Why bother with an advanced energy storage system at all? It would have to be capable of a MINIMUM of 32KWh just to deal with the ~354-hour Lunar night, assuming 90W average draw. That's pretty big, even at 500Wh/kg, considering we'd have to launch that mass from Earth's surface, when instead it could be made lighter *or* carry more useful instruments, more powerful motors, or whatever. It would be a minimum of 64kg of battery (assuming 100% DOD!), and that does not include support systems necessary to charge that battery at a high enough rate so that it would fill up the battery with available (solar?) incoming power during the ~354-hour Lunar day.
Personally I'd assume 50% DOD, so we could be sure that degradation over time would still leave it with enough capacity to always last the night cycle even as it ages, and also have no worries about damaging the battery by overdischarge. That means at least 128kg of battery. Since they want *3 Lunar cycles* (presumably 3 synodic periods, or 2125 hours and some change) worth of battery, that's at least 384kg of battery. During Apollo, we barely brought back that much mass *from* the moon, AFAIK.
That is almost 850 pounds of batteries! Even if you had a battery that could deal with 100% DOD and thus could use half of that, 425 pounds of batteries is a whole lot of weight and size that you don't really need, because there is a better way. EDIT: I messed up the above 3-cycle calculation. It is actually TWICE that, since 3-cycles includes daytime running as well (although it would need only about 8/9 of the power during the day since it doesn't have to run heaters, presumably). So that is 768kg of battery, for 50% DOD, or 1700lbs of batteries.
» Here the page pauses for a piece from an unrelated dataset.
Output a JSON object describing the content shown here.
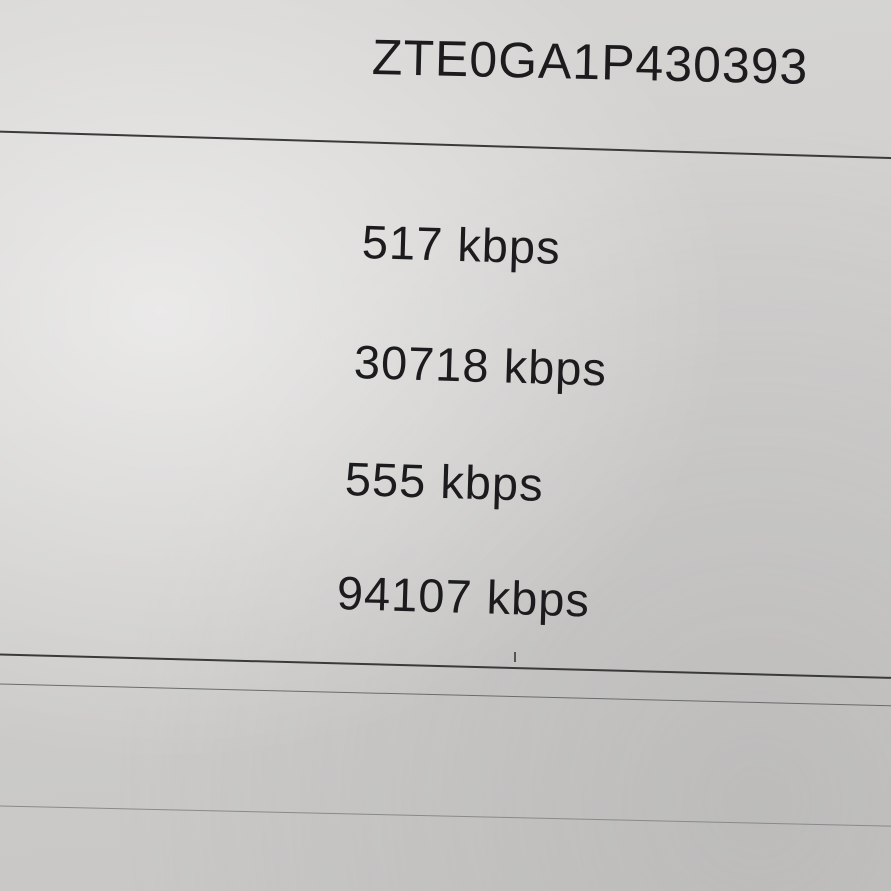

The 384kg/850lbs is only for 100% DOD!
AFAICS, there is no way to actually achieve what they want unless the energy density is much higher than 500Wh/kg. They want 100kg or less pack, but capable of at least 192KWh (for 3 full day/night cycles). That is close to 2000Wh/kg unless I messed up the math badly. And that's assuming 100% DOD!
Hopefully I messed up somewhere else, too because these numbers seem pretty impossible to get around.
That's assuming 500Wh/kg. You can do the math if that can't be reached, for the other power densities. And for what mass battery you would need if you used existing proven technology.
Oh--one more thing: Whatever is used needs to be "safe" in the case of system or power failure that causes heating or cooling problems. It gets nice and toasty in the day, and danged cold at night, and each of those stay that way for most of their respective cycle halves, of 354 hours.
At the equator, that could be below -279F, or above 242F!
And 500Wh/kg (and especially 2000Wh/kg!) is probably unattainable right now, anyway, or if it is attainable will cost WAY too much money. Even for NASA.
For that money, I would bet you could stick a solar powered microwave station in both Lunar L4 and L5, and install a rectenna system on the many rovers, bases, orbital spacecraft, etc. that they can power.
No atmosphere to spread the beams or lose power, so if they can be focused well enough you could beam a lot of power to any of these things.
If there are areas to be explored that could be out of LOS of a station's orbital loop, "mirror" stations could be placed in Lunar orbit so that periodically they would overfly the area with an intersection path; if the mirror cannot be done directly it could be done with a receiver/retransmitter. Such stations could also have radio relays on them for data streams, as well as other instrumentation packages for use when they are not receiving a microwave beam (I assume that would interfere with various RF-based instruments and communications, at those power levels).
Tracking the beams to the rovers with the time-delay of light at that distance might be an issue, but not unsolveable, since we would easily be able to predict or program the path of the rovers. Manned craft on the surface might be less predictable if manually controlled, but orbital craft would all be perfectly predictable in all normal circumstances.
I don't know if it is more or less efficient to convert from solar to microwave, receive microwave and convert to electrical energy, use it as it's received, and also store some of it as needed to top off batteries, than it would be to have the solar directly on the rover to charge the batteries, and to carry enough battery to last *at least* two weeks at 90W average draw. But I expect teh rectennas and smaller batteries would enable a smaller rover or at least a lighter one, making it easier for it to traverse rougher terrain (of which there is a lot!
) and to go up hills and thru that fine dust with less power usage.
Dunno what they use for storage on things like the Mars rovers, but that could be used as backup storage on the Lunar rovers, for times when they might go out of LOS of a station or "mirror" station, or the short periods when the L4/5 stations are in Lunar or Earth shadow, unable to provide power.
Doesn't help with this actual challenge, but that's what I would probably do to help power Lunar exploration/exploitation missions, becuase these stations would be permanent installations, and able to beam power anywhere in the Earth/Luna system other than the opposite sides of either body from the stations. A station at Lunar L3 would fix the Earth shadow, and L2 the narrow Farside shadow zone. Not sure what to fix polar shadow zones with, other than polar-orbiting "mirror" units.